The majority of Ralph Patterson's professional career was spent at WNBC New York and NBC as a cameraperson and tech supervisor for local camera crews. Ralph is a recipient of numerous prestigious awards for news-gathering.  The New York Chapter of The National Academy of Television Arts and Sciences granted him an “Emmy” for his work on “9/11” We Remember.
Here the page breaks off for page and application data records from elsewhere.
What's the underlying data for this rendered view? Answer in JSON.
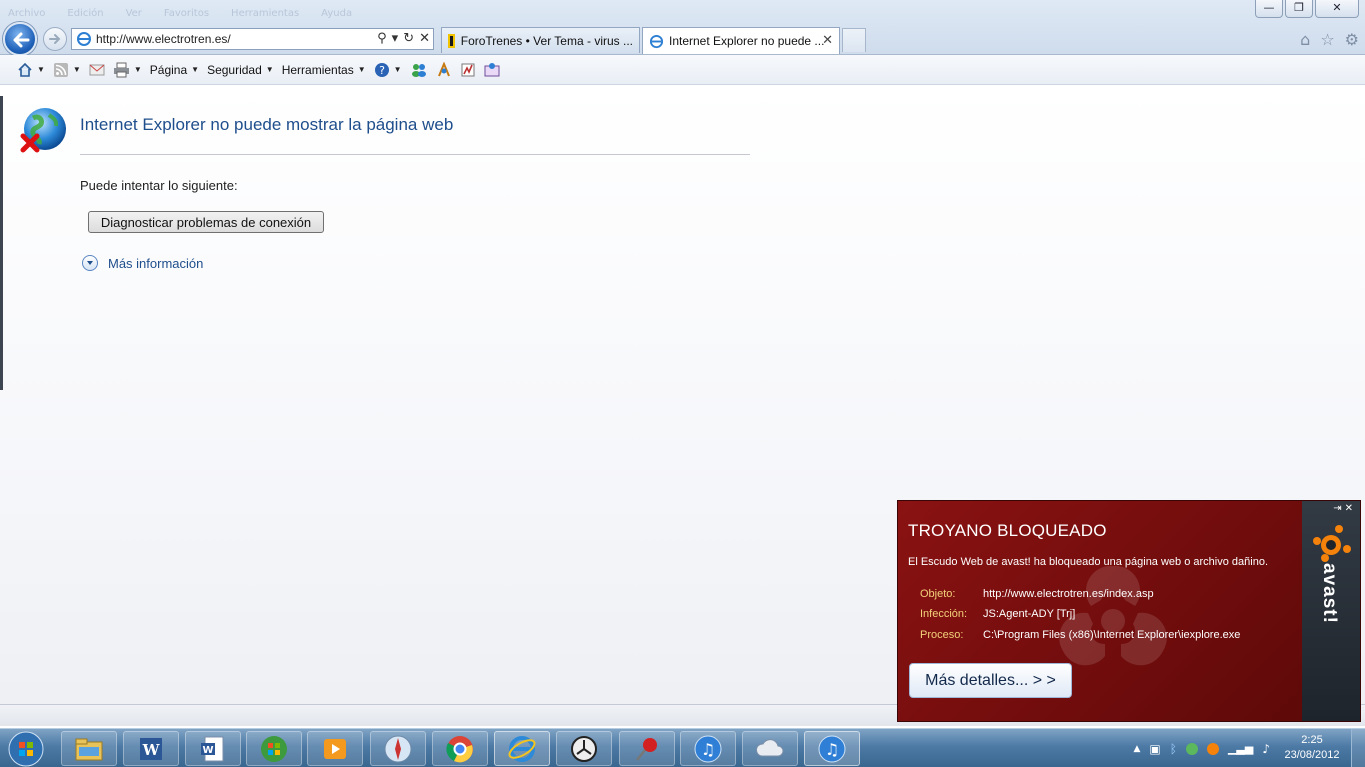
{
  "browser": {
    "address": "http://www.electrotren.es/",
    "tabs": [
      {
        "label": "ForoTrenes • Ver Tema - virus ...",
        "active": false
      },
      {
        "label": "Internet Explorer no puede ...",
        "active": true
      }
    ],
    "window_buttons": [
      "—",
      "❐",
      "✕"
    ]
  },
  "command_bar": {
    "pagina": "Página",
    "seguridad": "Seguridad",
    "herramientas": "Herramientas"
  },
  "error_page": {
    "title": "Internet Explorer no puede mostrar la página web",
    "try_text": "Puede intentar lo siguiente:",
    "diagnose_button": "Diagnosticar problemas de conexión",
    "more_info": "Más información"
  },
  "avast": {
    "title": "TROYANO BLOQUEADO",
    "message": "El Escudo Web de avast! ha bloqueado una página web o archivo dañino.",
    "details": [
      {
        "key": "Objeto:",
        "value": "http://www.electrotren.es/index.asp"
      },
      {
        "key": "Infección:",
        "value": "JS:Agent-ADY [Trj]"
      },
      {
        "key": "Proceso:",
        "value": "C:\\Program Files (x86)\\Internet Explorer\\iexplore.exe"
      }
    ],
    "button": "Más detalles... > >",
    "brand": "avast!",
    "colors": {
      "background": "#7a0f0f",
      "key_text": "#f3d27a",
      "side": "#2a3038"
    }
  },
  "taskbar": {
    "apps": [
      "windows-explorer-icon",
      "word-icon",
      "word-doc-icon",
      "windows-media-center-icon",
      "media-player-icon",
      "safari-icon",
      "chrome-icon",
      "internet-explorer-icon",
      "clock-app-icon",
      "pin-icon",
      "itunes-icon",
      "icloud-icon",
      "itunes-active-icon"
    ],
    "time": "2:25",
    "date": "23/08/2012"
  }
}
He also holds an Edward R. Morrow Award for his work in covering “Super Storm- Sandy”. Zelda and Ralph work as co-facilitators at Women in Media-Newark’s New Jersey Filmmakers’ Lab from which the documentary on Gladys Grauer was conceived.
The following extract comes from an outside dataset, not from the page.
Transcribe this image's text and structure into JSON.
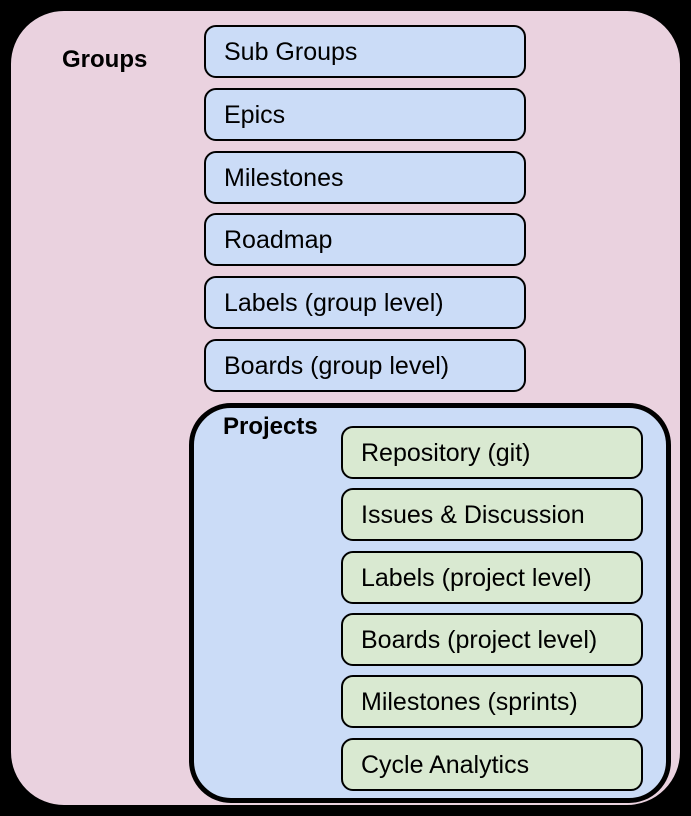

Zelda says the Filmmakers Lab has been so rewarding.

"When Pam (Pamela Morgan, Executive Director of Women in Media-Newark) invited us in and when we first started, the word was put out that there was going to be a Filmmaker Lab in Newark, we were very surprised  when 30 people showed up for the lab.  Once we decided that the Lab was going to do Gladys' story we were able to put together four five person teams and the people are so committed. The Lab is a real joy for us."

Mary Lane
Credit Jessa Ynez Simmons
Jesseca Ynez Simmons' film is about Chicago Blues legend Mary Lane who is still recording at the age of 83

Award-winning filmmaker Jessecca Ynez Simmons is the director of I Can Only Be Mary Lane

Born in 1935,  83-year old Chicago singer Mary Lane is one of the last living legends of American Blues, but she is hardly known outside of her stomping ground (West Side Blues Circuit) and has never received the wider recognition the film maker says she deserves.

"It's so surprising her career didn't take off in such a way having sang alongside the likes of Howlin' Wolf, Elmore James, Junior Wells, you know these really big icons in the Blues world and you see her get to sing with some of those people in the film.  People are kind of stunned what was it that kept her only known within the Chicago area."

Simmons says she has been thrilled with the reaction to the film so far.

"I've been told multiple times after the film is screened somewhere that you know they feel like they really got to know Mary and just want to go give her a hug and I love that."

Jesseca Ynez Simmons
Credit Jesseca Ynez Simmons for WBGO News
Award-winning filmmaker Jesseca Ynez Simmons is also an Assistant Professor of Communication at the University of Dayton

Simmons says her goal in making the film was quite simple.

"If I had one goal for the film it's just that everyone would be able to hear her music while she's still with us."

Simmons says Mary Lane's trademark saying is "If You Don't Dig the Blues, You Got a Whole in Your Soul."

I Can Only Be Mary Lane follows Mary as she records just her second studio album and first in over 20 years.

Jesseca Ynez Simmons is currently an Assistant Professor in the Department of Communication at the University of Dayton. Her directorial projects have gone on to show at over 50 festivals worldwide and have garnered numerous awards. Jesseca also works as a cinematographer and her images have been screened at the Int’l Documentary Film Festival Amsterdam (IDFA), Hot Docs Film Festival, Chicago Int’l Film Fest, DocLisboa, Sidewalk Film Festival as well as on National Geographic.

Film Fest
Credit Pamela Morgan for WBGO News
The Women In Media-Newark Women's History Month Film Fest runs from March 25 through April 5

To check out the entire schedule for the film festival you can go to www.wim-n.com.

Other venues besides the Newark Museum and WBGO include the Newark Public Libary, The Paul Robeson Campus Center at Rutgers University-Newark, East Orange Public Library and the Maplewood Arts Center.

Click above to hear the entire interview with Doug Doyle and the filmmakers.

Doug Doyle has been News Director at WBGO since 1998 and has taken his department to new heights in coverage and recognition. Doug and his staff have received more than 250 awards from organizations like PRNDI (now PMJA), AP, New York Association of Black Journalists, Garden State Association of Black Journalists and the New Jersey Society of Professional Journalists.